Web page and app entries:
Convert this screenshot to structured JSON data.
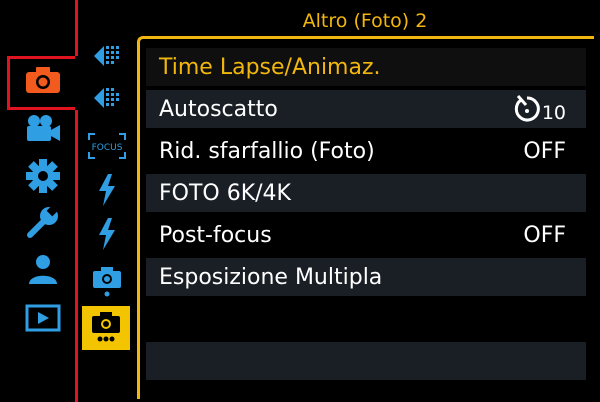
{
  "title": "Altro (Foto) 2",
  "menu": {
    "items": [
      {
        "label": "Time Lapse/Animaz.",
        "value": ""
      },
      {
        "label": "Autoscatto",
        "value": "10"
      },
      {
        "label": "Rid. sfarfallio (Foto)",
        "value": "OFF"
      },
      {
        "label": "FOTO 6K/4K",
        "value": ""
      },
      {
        "label": "Post-focus",
        "value": "OFF"
      },
      {
        "label": "Esposizione Multipla",
        "value": ""
      }
    ]
  },
  "sidebar": {
    "categories": [
      "camera-icon",
      "video-camera-icon",
      "gear-icon",
      "wrench-icon",
      "person-icon",
      "playback-icon"
    ],
    "sub_tabs": [
      "photo-style-icon",
      "photo-style-2-icon",
      "focus-icon",
      "flash-icon",
      "flash-2-icon",
      "photo-other-1-icon",
      "photo-other-2-icon"
    ],
    "focus_label": "FOCUS"
  },
  "colors": {
    "accent": "#f2b70e",
    "highlight": "#e0141f",
    "category": "#2f9ee3",
    "row_alt": "#1a1f26"
  }
}
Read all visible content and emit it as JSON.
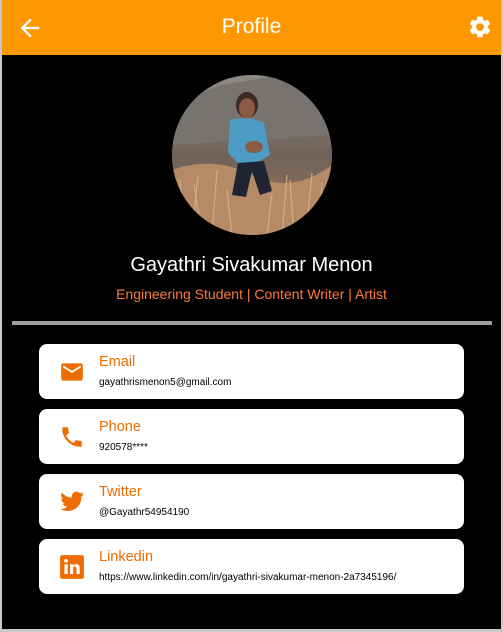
{
  "appbar": {
    "title": "Profile",
    "back_icon": "arrow-back-icon",
    "settings_icon": "gear-icon",
    "color": "#FF9800"
  },
  "profile": {
    "name": "Gayathri Sivakumar Menon",
    "tagline": "Engineering Student | Content Writer | Artist",
    "tagline_color": "#FF7A3D"
  },
  "contacts": [
    {
      "label": "Email",
      "value": "gayathrismenon5@gmail.com",
      "icon": "email-icon"
    },
    {
      "label": "Phone",
      "value": "920578****",
      "icon": "phone-icon"
    },
    {
      "label": "Twitter",
      "value": "@Gayathr54954190",
      "icon": "twitter-icon"
    },
    {
      "label": "Linkedin",
      "value": "https://www.linkedin.com/in/gayathri-sivakumar-menon-2a7345196/",
      "icon": "linkedin-icon"
    }
  ],
  "colors": {
    "accent": "#EF6C00",
    "background": "#000000",
    "card": "#FFFFFF"
  }
}
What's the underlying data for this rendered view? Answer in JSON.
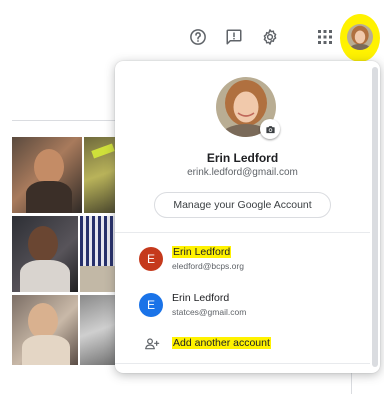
{
  "toolbar": {
    "help_icon": "help-circle-icon",
    "feedback_icon": "feedback-icon",
    "settings_icon": "gear-icon",
    "apps_icon": "apps-grid-icon"
  },
  "highlight_color": "#fff200",
  "profile": {
    "name": "Erin Ledford",
    "email": "erink.ledford@gmail.com",
    "manage_label": "Manage your Google Account"
  },
  "accounts": [
    {
      "initial": "E",
      "name": "Erin Ledford",
      "email": "eledford@bcps.org",
      "color": "#c5391c",
      "highlighted": true
    },
    {
      "initial": "E",
      "name": "Erin Ledford",
      "email": "statces@gmail.com",
      "color": "#1a73e8",
      "highlighted": false
    }
  ],
  "add_account": {
    "label": "Add another account",
    "icon": "person-add-icon"
  }
}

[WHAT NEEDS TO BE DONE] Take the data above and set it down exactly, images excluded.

[YOUR RESPONSE]
Convert this screenshot to structured JSON data.
{
  "title": "Altro (Foto) 2",
  "menu": {
    "items": [
      {
        "label": "Time Lapse/Animaz.",
        "value": ""
      },
      {
        "label": "Autoscatto",
        "value": "10"
      },
      {
        "label": "Rid. sfarfallio (Foto)",
        "value": "OFF"
      },
      {
        "label": "FOTO 6K/4K",
        "value": ""
      },
      {
        "label": "Post-focus",
        "value": "OFF"
      },
      {
        "label": "Esposizione Multipla",
        "value": ""
      }
    ]
  },
  "sidebar": {
    "categories": [
      "camera-icon",
      "video-camera-icon",
      "gear-icon",
      "wrench-icon",
      "person-icon",
      "playback-icon"
    ],
    "sub_tabs": [
      "photo-style-icon",
      "photo-style-2-icon",
      "focus-icon",
      "flash-icon",
      "flash-2-icon",
      "photo-other-1-icon",
      "photo-other-2-icon"
    ],
    "focus_label": "FOCUS"
  },
  "colors": {
    "accent": "#f2b70e",
    "highlight": "#e0141f",
    "category": "#2f9ee3",
    "row_alt": "#1a1f26"
  }
}
Read all visible content and emit it as JSON.
{
  "appbar": {
    "title": "Profile",
    "back_icon": "arrow-back-icon",
    "settings_icon": "gear-icon",
    "color": "#FF9800"
  },
  "profile": {
    "name": "Gayathri Sivakumar Menon",
    "tagline": "Engineering Student | Content Writer | Artist",
    "tagline_color": "#FF7A3D"
  },
  "contacts": [
    {
      "label": "Email",
      "value": "gayathrismenon5@gmail.com",
      "icon": "email-icon"
    },
    {
      "label": "Phone",
      "value": "920578****",
      "icon": "phone-icon"
    },
    {
      "label": "Twitter",
      "value": "@Gayathr54954190",
      "icon": "twitter-icon"
    },
    {
      "label": "Linkedin",
      "value": "https://www.linkedin.com/in/gayathri-sivakumar-menon-2a7345196/",
      "icon": "linkedin-icon"
    }
  ],
  "colors": {
    "accent": "#EF6C00",
    "background": "#000000",
    "card": "#FFFFFF"
  }
}
What's the underlying data for this rendered view? Answer in JSON.
{
  "toolbar": {
    "help_icon": "help-circle-icon",
    "feedback_icon": "feedback-icon",
    "settings_icon": "gear-icon",
    "apps_icon": "apps-grid-icon"
  },
  "highlight_color": "#fff200",
  "profile": {
    "name": "Erin Ledford",
    "email": "erink.ledford@gmail.com",
    "manage_label": "Manage your Google Account"
  },
  "accounts": [
    {
      "initial": "E",
      "name": "Erin Ledford",
      "email": "eledford@bcps.org",
      "color": "#c5391c",
      "highlighted": true
    },
    {
      "initial": "E",
      "name": "Erin Ledford",
      "email": "statces@gmail.com",
      "color": "#1a73e8",
      "highlighted": false
    }
  ],
  "add_account": {
    "label": "Add another account",
    "icon": "person-add-icon"
  }
}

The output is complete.